'Illegal colonial occupant': UK criticised for ignoring UN deadline to return territory to Mauritius
Britain separated the Chagos Islands from its colony Mauritius more than 50 years ago. The UK has defied an order given by the UN after failing to return control of an overseas territory to the island nation of Mauritius.
The United Nations overwhelmingly voted in May, based on findings by the UN’s International Court of Justice, to set a six-month deadline for the UK to withdraw from the Indian Ocean archipelago.
While not legally binding, the UN vote heaped diplomatic pressure on Britain to return the Chagos Islands, with the General Assembly backing the resolution 116 votes to six.
The government of Mauritius accused the UK of being “an illegal colonial occupant” in the Chagos Archipelago shortly after the ruling.
Britain separated the Chagos Islands from its colony Mauritius more than 50 years ago, expelling the entire population to make way for a strategic US military base.
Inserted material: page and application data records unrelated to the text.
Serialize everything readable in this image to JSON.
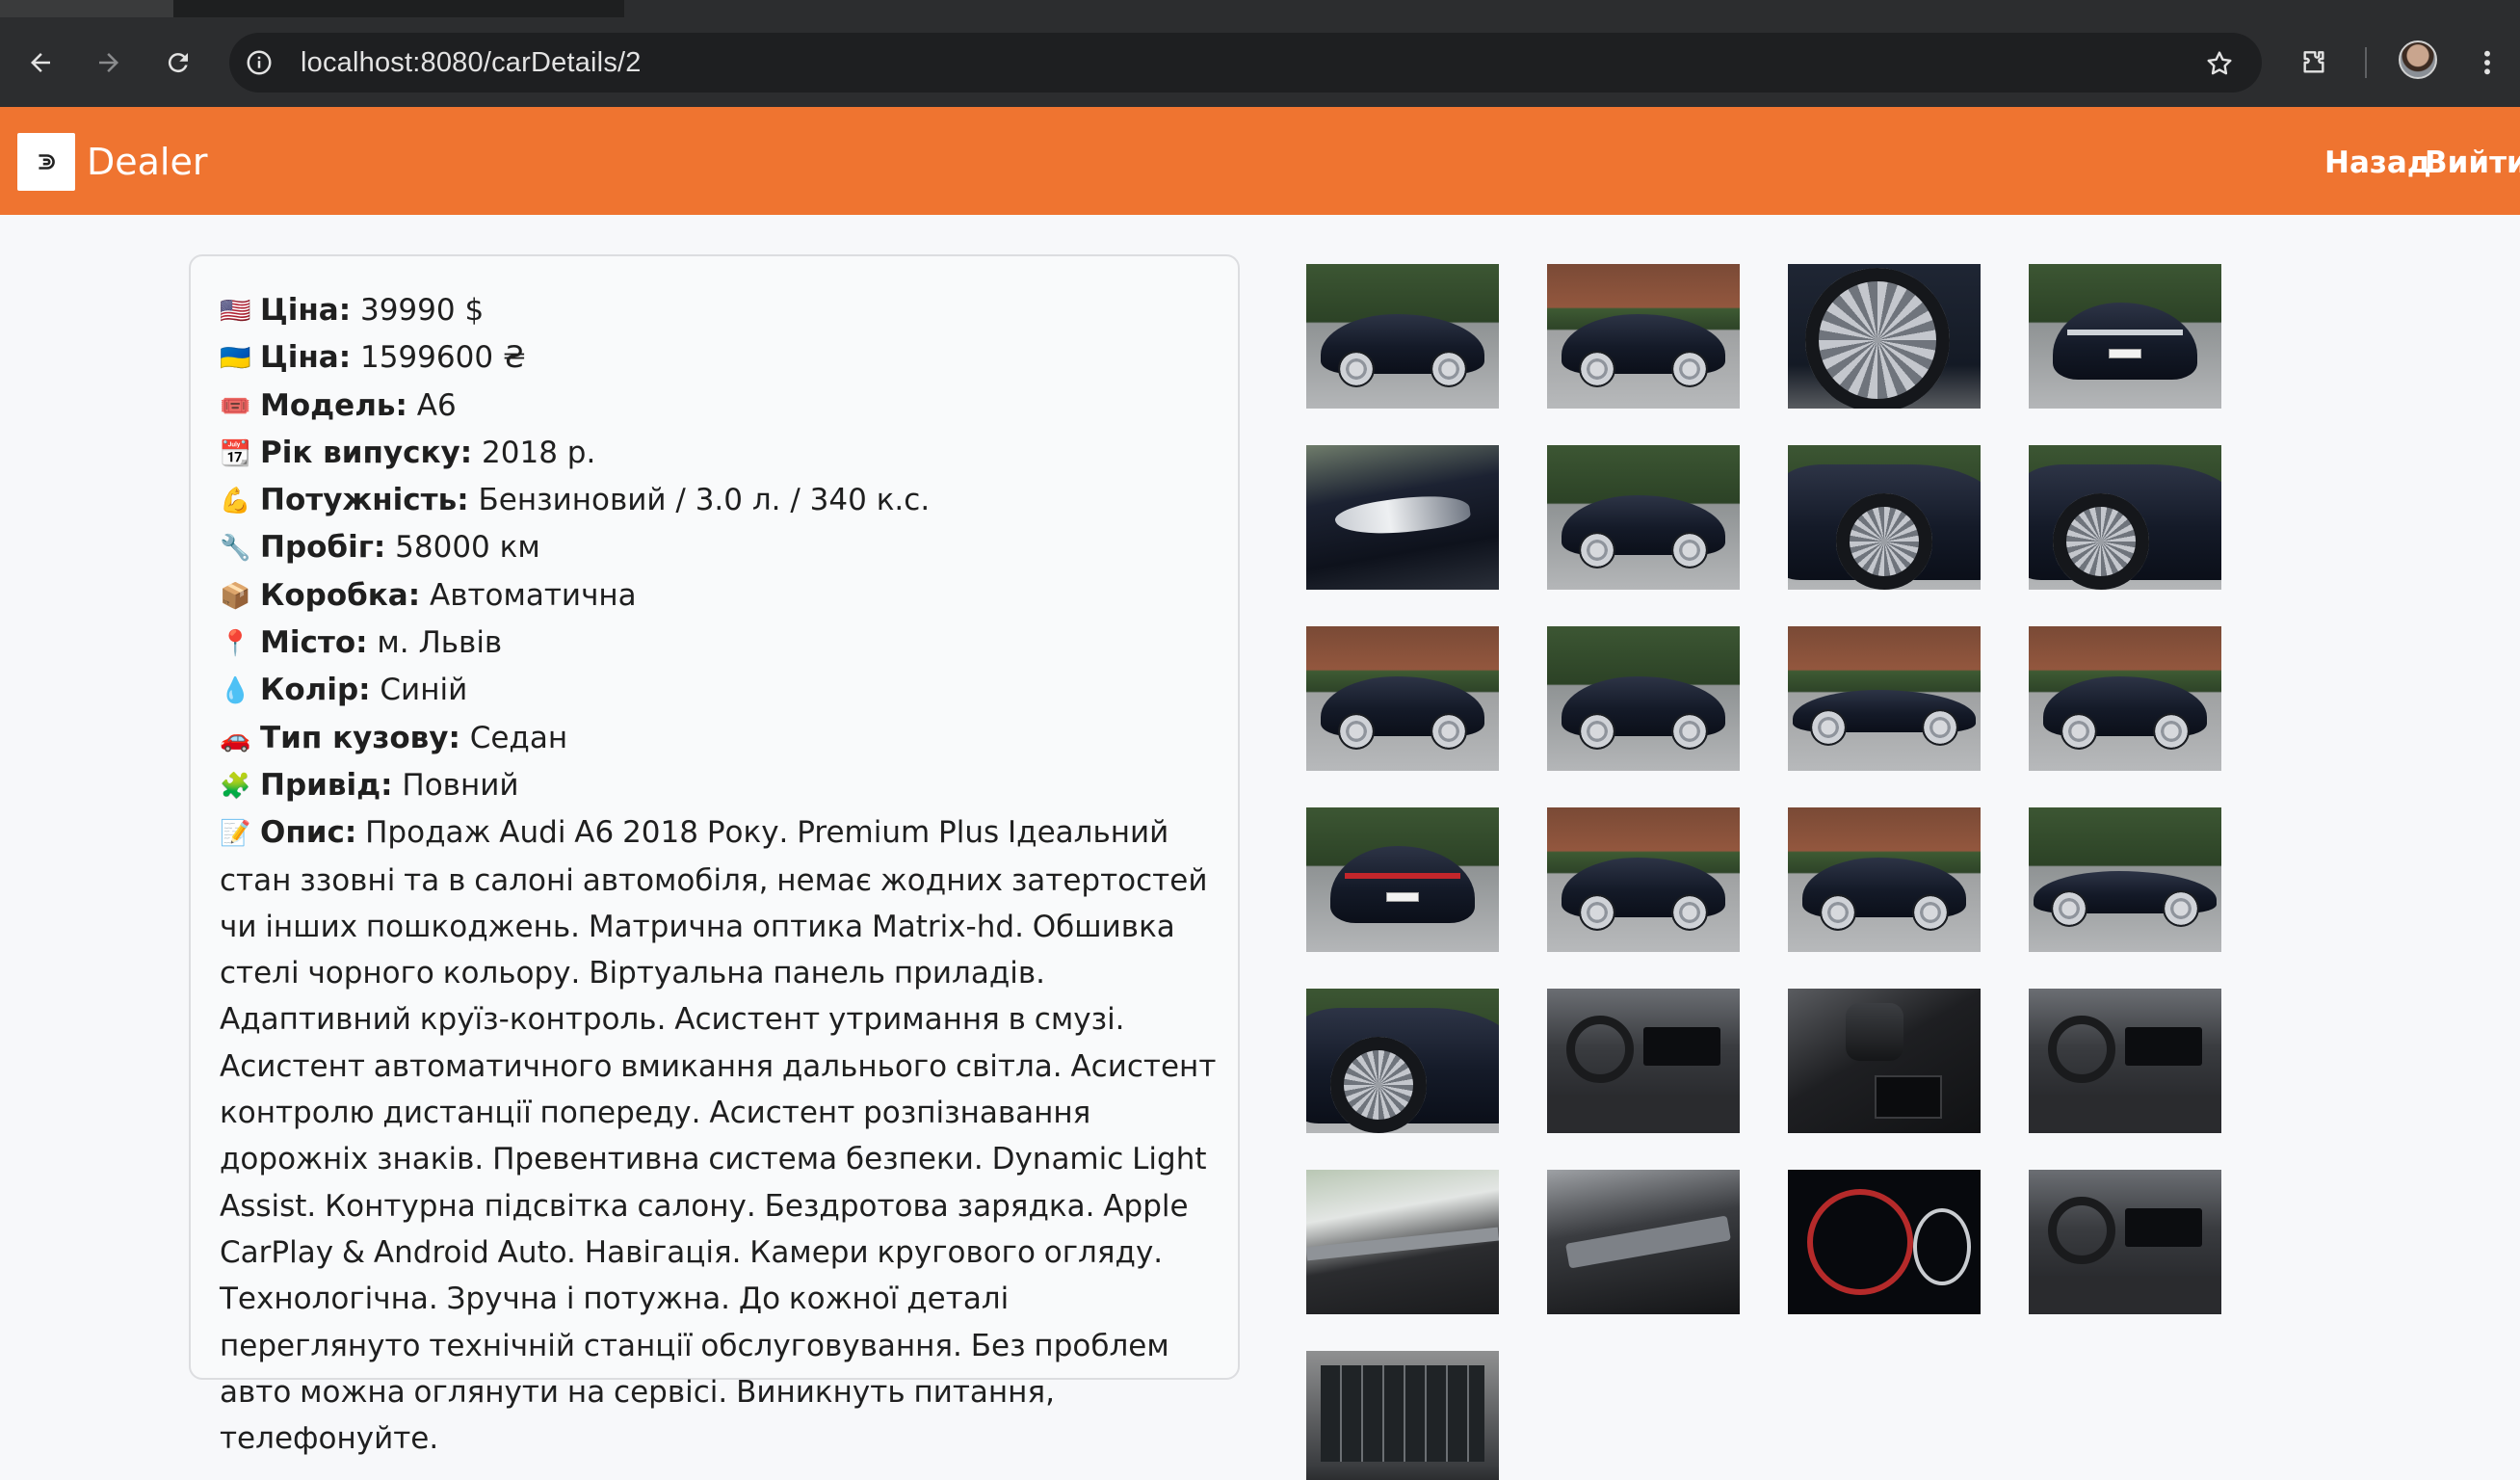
{
  "browser": {
    "url": "localhost:8080/carDetails/2"
  },
  "header": {
    "brand": "Dealer",
    "back_label": "Назад",
    "logout_label": "Вийти"
  },
  "details": {
    "rows": [
      {
        "emoji": "🇺🇸",
        "label": "Ціна:",
        "value": " 39990 $"
      },
      {
        "emoji": "🇺🇦",
        "label": "Ціна:",
        "value": " 1599600 ₴"
      },
      {
        "emoji": "🎟️",
        "label": "Модель:",
        "value": " A6"
      },
      {
        "emoji": "📆",
        "label": "Рік випуску:",
        "value": " 2018 р."
      },
      {
        "emoji": "💪",
        "label": "Потужність:",
        "value": " Бензиновий / 3.0 л. / 340 к.с."
      },
      {
        "emoji": "🔧",
        "label": "Пробіг:",
        "value": " 58000 км"
      },
      {
        "emoji": "📦",
        "label": "Коробка:",
        "value": " Автоматична"
      },
      {
        "emoji": "📍",
        "label": "Місто:",
        "value": " м. Львів"
      },
      {
        "emoji": "💧",
        "label": "Колір:",
        "value": " Синій"
      },
      {
        "emoji": "🚗",
        "label": "Тип кузову:",
        "value": " Седан"
      },
      {
        "emoji": "🧩",
        "label": "Привід:",
        "value": " Повний"
      }
    ],
    "description": {
      "emoji": "📝",
      "label": "Опис:",
      "value": " Продаж Audi A6 2018 Року. Premium Plus Ідеальний стан ззовні та в салоні автомобіля, немає жодних затертостей чи інших пошкоджень. Матрична оптика Matrix-hd. Обшивка стелі чорного кольору. Віртуальна панель приладів. Адаптивний круїз-контроль. Асистент утримання в смузі. Асистент автоматичного вмикання дальнього світла. Асистент контролю дистанції попереду. Асистент розпізнавання дорожніх знаків. Превентивна система безпеки. Dynamic Light Assist. Контурна підсвітка салону. Бездротова зарядка. Apple CarPlay & Android Auto. Навігація. Камери кругового огляду. Технологічна. Зручна і потужна. До кожної деталі переглянуто технічній станції обслуговування. Без проблем авто можна оглянути на сервісі. Виникнуть питання, телефонуйте."
    }
  },
  "gallery": {
    "photos": [
      {
        "kind": "side-front"
      },
      {
        "kind": "front-3q"
      },
      {
        "kind": "wheel"
      },
      {
        "kind": "front"
      },
      {
        "kind": "headlight"
      },
      {
        "kind": "side-front"
      },
      {
        "kind": "wheel-arch"
      },
      {
        "kind": "rear-3q-wheel"
      },
      {
        "kind": "front-3q"
      },
      {
        "kind": "front-3q"
      },
      {
        "kind": "side"
      },
      {
        "kind": "rear-3q"
      },
      {
        "kind": "rear"
      },
      {
        "kind": "rear-3q"
      },
      {
        "kind": "rear-3q"
      },
      {
        "kind": "side"
      },
      {
        "kind": "rear-3q-wheel"
      },
      {
        "kind": "interior"
      },
      {
        "kind": "console"
      },
      {
        "kind": "interior"
      },
      {
        "kind": "door-panel"
      },
      {
        "kind": "sill"
      },
      {
        "kind": "cluster"
      },
      {
        "kind": "cabin"
      },
      {
        "kind": "roof"
      }
    ]
  },
  "colors": {
    "accent": "#ef7430",
    "card_bg": "#f9fafb",
    "page_bg": "#f7f8fa",
    "chrome_bg": "#2c2d2f"
  }
}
Britain’s 1965 acquisition of the remote Indian Ocean archipelago of about 55 islands for £3 million has been disputed ever since, with Mauritius demanding its return. When Mauritius became independent three years later, the islands remained under British control, renamed the British Indian Ocean Territory (BIOT).
Jeremy Corbyn vowed to “end colonial rule” if he wins the 12 December election and accused the Conservatives of “shamefully” considering themselves above international law.
“It’s clear that in refusing to return the Chagos Islands to Mauritius and defying the UN General Assembly and International Court of Justice, this Conservative government shamefully considers itself to be above international law,” the Labour leader said.
Mauritius argues it was illegal for Britain to break up its territory. It claims sovereignty over the archipelago and demands the right to resettle former residents.
In 1966 Britain leased the islands to the United States for 50 years so that it could set up a military base. In 2016 the deal was extended to 2036.
Between 1968 and 1973 around 2,000 Chagos islanders were evicted, described in a British diplomatic cable at the time as the removal of some “Tarzans and Man Fridays”.